▶ _Your assignment_
Extract each line holding the word "Completed" from the entries.

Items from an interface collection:
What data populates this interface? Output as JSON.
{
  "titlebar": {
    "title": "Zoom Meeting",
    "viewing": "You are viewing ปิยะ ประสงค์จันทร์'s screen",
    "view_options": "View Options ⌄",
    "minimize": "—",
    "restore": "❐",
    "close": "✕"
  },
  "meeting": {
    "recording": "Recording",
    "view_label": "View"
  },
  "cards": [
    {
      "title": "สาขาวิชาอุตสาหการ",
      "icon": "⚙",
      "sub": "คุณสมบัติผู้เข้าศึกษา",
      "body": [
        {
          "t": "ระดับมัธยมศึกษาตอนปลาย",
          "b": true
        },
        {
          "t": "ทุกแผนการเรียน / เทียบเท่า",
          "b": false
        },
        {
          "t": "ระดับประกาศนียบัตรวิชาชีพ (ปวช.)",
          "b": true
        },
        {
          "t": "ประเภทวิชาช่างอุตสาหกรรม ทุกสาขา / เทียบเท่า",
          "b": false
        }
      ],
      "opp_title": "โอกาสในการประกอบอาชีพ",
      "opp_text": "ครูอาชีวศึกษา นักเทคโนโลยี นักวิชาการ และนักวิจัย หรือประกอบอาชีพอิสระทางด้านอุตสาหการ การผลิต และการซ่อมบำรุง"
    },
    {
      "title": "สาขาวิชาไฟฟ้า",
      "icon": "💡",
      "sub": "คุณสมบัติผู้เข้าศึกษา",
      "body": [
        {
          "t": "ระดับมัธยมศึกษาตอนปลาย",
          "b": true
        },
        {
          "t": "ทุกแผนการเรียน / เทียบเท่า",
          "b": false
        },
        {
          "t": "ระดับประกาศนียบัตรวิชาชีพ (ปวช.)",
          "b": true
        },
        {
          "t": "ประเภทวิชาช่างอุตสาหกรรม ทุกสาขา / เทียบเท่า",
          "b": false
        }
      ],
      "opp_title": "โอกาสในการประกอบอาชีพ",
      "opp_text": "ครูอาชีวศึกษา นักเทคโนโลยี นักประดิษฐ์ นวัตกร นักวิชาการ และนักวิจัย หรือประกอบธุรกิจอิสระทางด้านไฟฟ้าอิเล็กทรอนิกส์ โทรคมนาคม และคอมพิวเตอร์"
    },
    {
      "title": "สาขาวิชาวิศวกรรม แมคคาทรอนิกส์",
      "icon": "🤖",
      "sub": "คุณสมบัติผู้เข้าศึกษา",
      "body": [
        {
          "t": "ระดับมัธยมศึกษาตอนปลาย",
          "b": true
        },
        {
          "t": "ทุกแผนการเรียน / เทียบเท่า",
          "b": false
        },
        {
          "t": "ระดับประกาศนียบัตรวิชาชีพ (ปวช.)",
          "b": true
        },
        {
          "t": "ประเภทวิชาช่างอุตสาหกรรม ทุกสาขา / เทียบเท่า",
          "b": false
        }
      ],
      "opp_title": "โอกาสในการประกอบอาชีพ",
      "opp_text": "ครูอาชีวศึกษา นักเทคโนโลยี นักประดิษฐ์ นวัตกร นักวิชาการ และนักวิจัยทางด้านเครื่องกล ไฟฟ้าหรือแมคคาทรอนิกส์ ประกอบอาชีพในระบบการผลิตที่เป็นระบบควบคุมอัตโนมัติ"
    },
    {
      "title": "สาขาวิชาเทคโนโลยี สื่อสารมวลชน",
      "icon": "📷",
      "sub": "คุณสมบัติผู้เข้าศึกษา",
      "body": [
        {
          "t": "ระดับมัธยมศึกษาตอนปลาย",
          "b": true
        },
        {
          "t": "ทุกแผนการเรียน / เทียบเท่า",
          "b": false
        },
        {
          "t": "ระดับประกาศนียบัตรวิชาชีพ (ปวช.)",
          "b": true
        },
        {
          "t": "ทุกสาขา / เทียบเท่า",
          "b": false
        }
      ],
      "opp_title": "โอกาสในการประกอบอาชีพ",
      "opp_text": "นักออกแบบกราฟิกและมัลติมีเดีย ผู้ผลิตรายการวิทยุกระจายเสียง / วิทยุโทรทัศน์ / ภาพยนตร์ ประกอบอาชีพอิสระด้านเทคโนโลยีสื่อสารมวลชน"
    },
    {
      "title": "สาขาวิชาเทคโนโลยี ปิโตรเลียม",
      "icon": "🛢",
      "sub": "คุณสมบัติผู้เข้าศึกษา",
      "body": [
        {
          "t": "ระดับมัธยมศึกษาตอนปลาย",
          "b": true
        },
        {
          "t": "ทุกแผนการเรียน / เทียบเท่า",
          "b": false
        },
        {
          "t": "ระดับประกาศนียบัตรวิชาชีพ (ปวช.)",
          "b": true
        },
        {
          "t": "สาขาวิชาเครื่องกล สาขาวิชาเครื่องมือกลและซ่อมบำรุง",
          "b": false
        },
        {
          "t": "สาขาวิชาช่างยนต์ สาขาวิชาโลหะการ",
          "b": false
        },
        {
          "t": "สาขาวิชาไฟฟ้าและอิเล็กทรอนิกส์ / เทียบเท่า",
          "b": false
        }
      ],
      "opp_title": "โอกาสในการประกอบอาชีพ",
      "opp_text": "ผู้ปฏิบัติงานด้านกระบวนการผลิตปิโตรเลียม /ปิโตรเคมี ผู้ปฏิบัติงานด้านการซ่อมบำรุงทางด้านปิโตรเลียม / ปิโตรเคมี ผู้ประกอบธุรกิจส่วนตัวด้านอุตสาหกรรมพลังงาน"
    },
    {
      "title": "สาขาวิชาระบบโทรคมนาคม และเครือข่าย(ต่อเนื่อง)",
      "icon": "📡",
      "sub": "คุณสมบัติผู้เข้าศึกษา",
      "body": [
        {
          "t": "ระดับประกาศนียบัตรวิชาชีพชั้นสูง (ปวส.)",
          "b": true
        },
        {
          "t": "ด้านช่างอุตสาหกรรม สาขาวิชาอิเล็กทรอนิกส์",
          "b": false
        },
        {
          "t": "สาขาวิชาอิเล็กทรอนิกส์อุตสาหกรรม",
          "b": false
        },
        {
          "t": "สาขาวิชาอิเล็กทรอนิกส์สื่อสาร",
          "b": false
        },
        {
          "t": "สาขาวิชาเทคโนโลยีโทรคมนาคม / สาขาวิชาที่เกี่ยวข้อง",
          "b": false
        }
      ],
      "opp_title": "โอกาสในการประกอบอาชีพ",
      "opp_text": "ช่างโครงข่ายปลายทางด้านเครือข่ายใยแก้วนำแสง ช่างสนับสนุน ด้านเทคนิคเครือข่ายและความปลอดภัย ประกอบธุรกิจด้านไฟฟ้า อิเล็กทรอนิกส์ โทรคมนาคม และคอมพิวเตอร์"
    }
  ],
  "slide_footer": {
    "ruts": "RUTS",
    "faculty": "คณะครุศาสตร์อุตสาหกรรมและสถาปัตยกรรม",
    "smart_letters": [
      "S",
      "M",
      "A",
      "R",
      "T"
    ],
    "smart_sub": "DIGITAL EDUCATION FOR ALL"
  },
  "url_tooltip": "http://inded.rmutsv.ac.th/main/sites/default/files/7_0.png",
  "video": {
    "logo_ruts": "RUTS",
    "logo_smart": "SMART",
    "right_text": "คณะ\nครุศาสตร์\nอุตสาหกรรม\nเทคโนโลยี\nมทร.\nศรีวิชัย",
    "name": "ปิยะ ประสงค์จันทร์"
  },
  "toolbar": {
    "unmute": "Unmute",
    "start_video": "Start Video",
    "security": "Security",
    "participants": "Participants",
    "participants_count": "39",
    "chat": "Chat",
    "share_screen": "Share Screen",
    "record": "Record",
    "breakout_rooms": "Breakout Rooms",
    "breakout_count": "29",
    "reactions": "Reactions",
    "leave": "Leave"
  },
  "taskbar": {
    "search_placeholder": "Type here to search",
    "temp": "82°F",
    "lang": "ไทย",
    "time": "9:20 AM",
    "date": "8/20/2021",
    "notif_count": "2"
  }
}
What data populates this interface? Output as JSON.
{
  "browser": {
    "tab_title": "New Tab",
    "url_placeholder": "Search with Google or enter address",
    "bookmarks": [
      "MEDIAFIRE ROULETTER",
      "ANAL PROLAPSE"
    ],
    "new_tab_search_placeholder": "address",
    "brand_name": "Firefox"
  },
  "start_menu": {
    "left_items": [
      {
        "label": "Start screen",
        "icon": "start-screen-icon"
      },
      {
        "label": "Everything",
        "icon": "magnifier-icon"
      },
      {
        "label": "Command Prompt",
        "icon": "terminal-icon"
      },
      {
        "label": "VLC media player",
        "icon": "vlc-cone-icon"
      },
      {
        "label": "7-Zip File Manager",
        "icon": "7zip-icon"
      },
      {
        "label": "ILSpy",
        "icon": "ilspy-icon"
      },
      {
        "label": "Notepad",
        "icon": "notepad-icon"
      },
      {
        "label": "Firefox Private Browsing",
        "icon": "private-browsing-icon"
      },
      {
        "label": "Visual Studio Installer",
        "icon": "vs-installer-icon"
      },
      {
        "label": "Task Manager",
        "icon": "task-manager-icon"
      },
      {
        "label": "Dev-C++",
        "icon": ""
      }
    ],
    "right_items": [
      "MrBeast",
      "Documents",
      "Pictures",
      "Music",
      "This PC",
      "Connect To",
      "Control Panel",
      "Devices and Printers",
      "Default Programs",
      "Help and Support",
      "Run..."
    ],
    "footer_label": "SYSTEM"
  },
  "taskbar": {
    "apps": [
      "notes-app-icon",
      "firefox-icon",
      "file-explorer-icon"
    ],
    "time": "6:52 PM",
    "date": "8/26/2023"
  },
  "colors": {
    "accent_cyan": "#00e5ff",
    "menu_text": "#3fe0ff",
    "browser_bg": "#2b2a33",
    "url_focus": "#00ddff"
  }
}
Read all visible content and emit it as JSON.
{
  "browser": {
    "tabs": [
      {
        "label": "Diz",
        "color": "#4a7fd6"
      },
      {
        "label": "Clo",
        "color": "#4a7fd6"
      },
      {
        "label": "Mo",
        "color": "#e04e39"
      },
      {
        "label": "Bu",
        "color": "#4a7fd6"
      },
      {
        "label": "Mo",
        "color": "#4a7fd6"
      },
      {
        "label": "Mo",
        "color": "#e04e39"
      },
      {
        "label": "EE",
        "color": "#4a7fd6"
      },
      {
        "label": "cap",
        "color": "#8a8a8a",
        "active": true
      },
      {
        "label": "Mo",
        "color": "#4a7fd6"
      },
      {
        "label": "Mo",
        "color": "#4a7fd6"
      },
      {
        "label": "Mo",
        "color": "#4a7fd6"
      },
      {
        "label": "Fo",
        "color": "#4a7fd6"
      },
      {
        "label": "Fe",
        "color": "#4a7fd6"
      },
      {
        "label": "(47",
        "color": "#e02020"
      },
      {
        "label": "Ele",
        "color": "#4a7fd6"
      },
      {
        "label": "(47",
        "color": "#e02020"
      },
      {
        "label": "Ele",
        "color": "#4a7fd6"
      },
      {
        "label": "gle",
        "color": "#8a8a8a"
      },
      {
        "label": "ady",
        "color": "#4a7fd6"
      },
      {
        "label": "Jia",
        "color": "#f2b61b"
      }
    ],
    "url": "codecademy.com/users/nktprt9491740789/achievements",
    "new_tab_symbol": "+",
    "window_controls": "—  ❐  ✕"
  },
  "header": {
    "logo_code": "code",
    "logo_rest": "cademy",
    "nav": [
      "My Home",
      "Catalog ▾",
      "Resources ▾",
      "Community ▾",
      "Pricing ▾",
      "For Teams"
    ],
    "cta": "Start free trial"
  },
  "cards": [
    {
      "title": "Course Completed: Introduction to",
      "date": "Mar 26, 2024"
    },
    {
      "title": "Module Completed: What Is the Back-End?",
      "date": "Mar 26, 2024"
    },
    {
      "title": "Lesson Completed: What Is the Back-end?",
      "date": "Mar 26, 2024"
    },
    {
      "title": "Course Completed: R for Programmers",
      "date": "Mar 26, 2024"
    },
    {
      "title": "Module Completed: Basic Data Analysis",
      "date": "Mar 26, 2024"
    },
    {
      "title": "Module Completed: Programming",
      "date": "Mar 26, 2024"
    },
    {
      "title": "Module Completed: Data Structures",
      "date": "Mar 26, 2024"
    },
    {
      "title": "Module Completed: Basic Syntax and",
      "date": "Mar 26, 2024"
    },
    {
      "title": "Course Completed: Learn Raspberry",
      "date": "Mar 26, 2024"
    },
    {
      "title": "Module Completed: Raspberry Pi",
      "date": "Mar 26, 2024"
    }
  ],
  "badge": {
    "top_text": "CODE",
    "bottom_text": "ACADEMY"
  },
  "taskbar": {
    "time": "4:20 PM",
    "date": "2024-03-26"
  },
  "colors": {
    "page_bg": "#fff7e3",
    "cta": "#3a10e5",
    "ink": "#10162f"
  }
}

▶ _Answer box_
      "title": "Course Completed: Introduction to",
      "title": "Module Completed: What Is the Back-End?",
      "title": "Lesson Completed: What Is the Back-end?",
      "title": "Course Completed: R for Programmers",
      "title": "Module Completed: Basic Data Analysis",
      "title": "Module Completed: Programming",
      "title": "Module Completed: Data Structures",
      "title": "Module Completed: Basic Syntax and",
      "title": "Course Completed: Learn Raspberry",
      "title": "Module Completed: Raspberry Pi",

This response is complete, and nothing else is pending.